TOKYO (majirox news) – Japan’s fight against the Fukushima nuclear disaster is extending to the tourism front, but recovering foreign traveler numbers is a slow process amid lingering fears over leaking radiation.
Japan Travel Bureau (JTB) said 358,000 foreign visitors came to Japan in May, a 50.4% drop compared with the same month in 2010, and the worst May since 2003, when tourist numbers fell due to the SARS outbreak.
But the figure represents something of a recovery, coming on top of April’s record 62.5%. year-on-year decrease in foreign tourists.
Japan had an unprecedented number of visitors from overseas in 2010, but the March 11 triple disasters greatly reduced foreign tourism (earthquake, tsunami and nuclear crisis).
Although many countries have begun to lift travel advisories to the country, the inflow of tourists remain slow.
“Our business is still hurting a lot,” said Hiro Machida, who owns Nichibei Travel in Tokyo. “We thought it would gradually improve, but it’s lagging because of the nuclear situation.”
JTB aims to beef up the number of Chinese travelers, but it’s tough going. In May, there were about 47.8% fewer Mainland Chinese, 40.4% Taiwanese, 58.3% fewer South Koreans and 37.8% fewer American visitors, many of who are business travelers.
Japan’s government and tourist agencies are launching campaigns to bring them back. Hotels are offering special discount plans and marketing through major travel agencies. This resulted in a slight improvement of about 1,800 room reservations up to July, mainly visitors from Hong Kong and Taiwan. The average occupancy rates at 19 major hotels in Tokyo plummeted to 40.5 percent in April, the lowest figure since tracking of comparable information began in 1991, according to the Nikkei.
But there still aren’t any Chinese tours coming to Japan, according to Jia-Liang Wang, Executive Travel in Tokyo.
“The Chinese government is discouraging travel agents from promoting Japan,” Wang said. “They are afraid of another earthquake or nuclear crisis.”
After the earthquake China sent about 15 charter flights to rescue Chinese who were living in Sendai in northeast Japan, noted Liang.
Chinese agents are promoting Hong Kong, Singapore, Europe and even the United States instead of Japan.
Chinese learn from the news and Internet that the Japanese government is covering up the exact measurements of radiation levels, he added. “Nobody knows because they can’t see or smell it.”
As Liang previously told Majirox News, “This strongly affects people, and why should they take any risks? Even the Japanese are worried about the current situation: they don’t want to eat or drink anything from the affected areas. There are about 6 prefectures in the Tohoku region.”

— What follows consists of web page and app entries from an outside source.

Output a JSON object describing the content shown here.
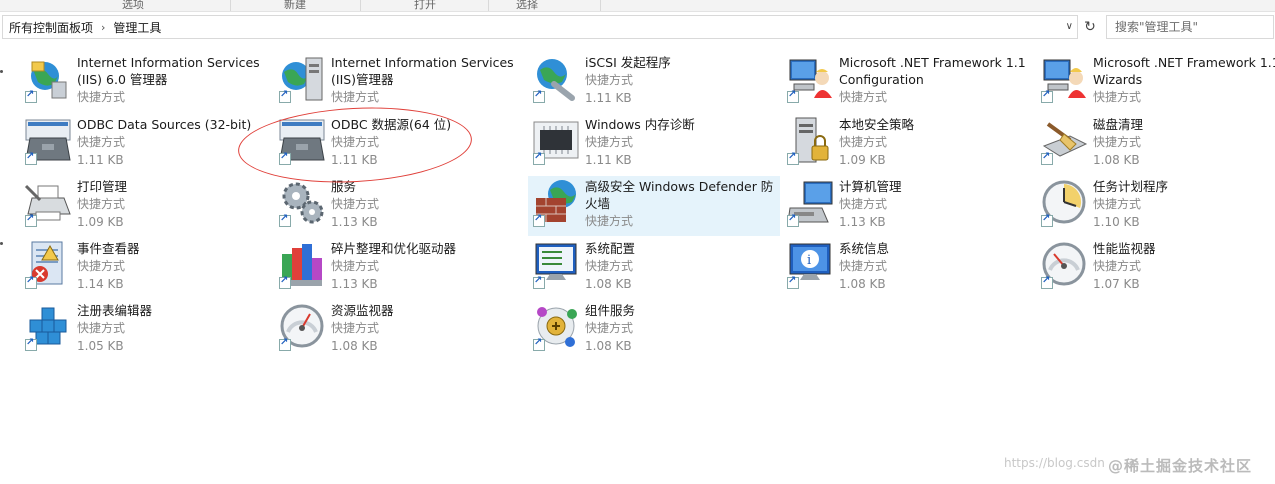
{
  "ribbon": {
    "items": [
      "选项",
      "新建",
      "打开",
      "选择"
    ]
  },
  "address": {
    "breadcrumb": [
      "所有控制面板项",
      "管理工具"
    ]
  },
  "search": {
    "placeholder": "搜索\"管理工具\""
  },
  "items": [
    {
      "name": "Internet Information Services (IIS) 6.0 管理器",
      "type": "快捷方式",
      "size": "",
      "icon": "iis6-globe-icon"
    },
    {
      "name": "Internet Information Services (IIS)管理器",
      "type": "快捷方式",
      "size": "",
      "icon": "iis-manager-icon"
    },
    {
      "name": "iSCSI 发起程序",
      "type": "快捷方式",
      "size": "1.11 KB",
      "icon": "iscsi-globe-icon"
    },
    {
      "name": "Microsoft .NET Framework 1.1 Configuration",
      "type": "快捷方式",
      "size": "",
      "icon": "dotnet-config-icon"
    },
    {
      "name": "Microsoft .NET Framework 1.1 Wizards",
      "type": "快捷方式",
      "size": "",
      "icon": "dotnet-wizard-icon"
    },
    {
      "name": "ODBC Data Sources (32-bit)",
      "type": "快捷方式",
      "size": "1.11 KB",
      "icon": "odbc-toolbox-icon"
    },
    {
      "name": "ODBC 数据源(64 位)",
      "type": "快捷方式",
      "size": "1.11 KB",
      "icon": "odbc-toolbox-icon"
    },
    {
      "name": "Windows 内存诊断",
      "type": "快捷方式",
      "size": "1.11 KB",
      "icon": "memory-chip-icon"
    },
    {
      "name": "本地安全策略",
      "type": "快捷方式",
      "size": "1.09 KB",
      "icon": "server-lock-icon"
    },
    {
      "name": "磁盘清理",
      "type": "快捷方式",
      "size": "1.08 KB",
      "icon": "disk-cleanup-icon"
    },
    {
      "name": "打印管理",
      "type": "快捷方式",
      "size": "1.09 KB",
      "icon": "printer-icon"
    },
    {
      "name": "服务",
      "type": "快捷方式",
      "size": "1.13 KB",
      "icon": "gears-icon"
    },
    {
      "name": "高级安全 Windows Defender 防火墙",
      "type": "快捷方式",
      "size": "",
      "icon": "firewall-icon"
    },
    {
      "name": "计算机管理",
      "type": "快捷方式",
      "size": "1.13 KB",
      "icon": "computer-management-icon"
    },
    {
      "name": "任务计划程序",
      "type": "快捷方式",
      "size": "1.10 KB",
      "icon": "clock-icon"
    },
    {
      "name": "事件查看器",
      "type": "快捷方式",
      "size": "1.14 KB",
      "icon": "event-viewer-icon"
    },
    {
      "name": "碎片整理和优化驱动器",
      "type": "快捷方式",
      "size": "1.13 KB",
      "icon": "defrag-icon"
    },
    {
      "name": "系统配置",
      "type": "快捷方式",
      "size": "1.08 KB",
      "icon": "system-config-icon"
    },
    {
      "name": "系统信息",
      "type": "快捷方式",
      "size": "1.08 KB",
      "icon": "system-info-icon"
    },
    {
      "name": "性能监视器",
      "type": "快捷方式",
      "size": "1.07 KB",
      "icon": "gauge-icon"
    },
    {
      "name": "注册表编辑器",
      "type": "快捷方式",
      "size": "1.05 KB",
      "icon": "registry-cubes-icon"
    },
    {
      "name": "资源监视器",
      "type": "快捷方式",
      "size": "1.08 KB",
      "icon": "gauge-icon"
    },
    {
      "name": "组件服务",
      "type": "快捷方式",
      "size": "1.08 KB",
      "icon": "component-services-icon"
    }
  ],
  "watermark": {
    "url": "https://blog.csdn",
    "brand": "@稀土掘金技术社区"
  }
}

Additionally, for the Chinese, Tokyo is Japan. Even if the tour goes to Osaka or Okinawa, Tokyo has to be included or they won’t come.
When China’s prime minister came to Japan around May 22 for the three party talks (Japan, South Korea and China), JTB was extremely eager to get the Chinese to return to Japan, noted Liang. ”They had them eat strawberries and other foods to prove it was safe. But nothing changed, no Chinese groups came.”
But that isn’t discouraging Tadatoshi Mimaya, president of the Japan National Tourism Organization (JNTO). He’s hurrying off to China to lure Chinese travelers to visit Japan.
“It is urgent to get the Chinese back,” he said Friday in Tokyo. “Something has to be done about these numbers.”
JTB is planning to entice 10,000 Chinese to Japan with first year-on honeymoon tours and packages that will include visits to major attractions.
In mid-June Fumio Saito, the mayor of Nikko, will welcome a delegation of more than 200 people from Taiwan. They will tour Nikko and visit the nearby Kinugawa Hot Springs spa.
During Hokkaido Gov. Harumi Takahashi’s visit to China from May 22-25, he told officials and the tourism industry that Hokkaido was not affected by the crisis at the Fukushima Daiichi nuclear power plant.
Then, ANA Sales Co. will bring 100 people from China at the end of June for business talks.
Nippon Travel Agency Co. talked in Beijing about healthcare services and tourism in Japan. They emphasized that the effects of the earthquake have no bearing on its tour packages.
The Internet is helping with public relations for the tourist industry as well. For example, Kinki Nippon Tourist Co and Toptour Corp are creating Web sites in English, Chinese and Korean providing information about Japan. JNTO continues to send out information through its Web site, Twitter, Facebook, IATA (International Air Transport Association), ICAO (International Civil Aviation Organization) and press releases saying, “Japan is safe.”
Liang says the travel agencies will start promoting Japan in September for China’s October Foundation Day holiday. Then there’s the Chinese Lunar New Year holidays.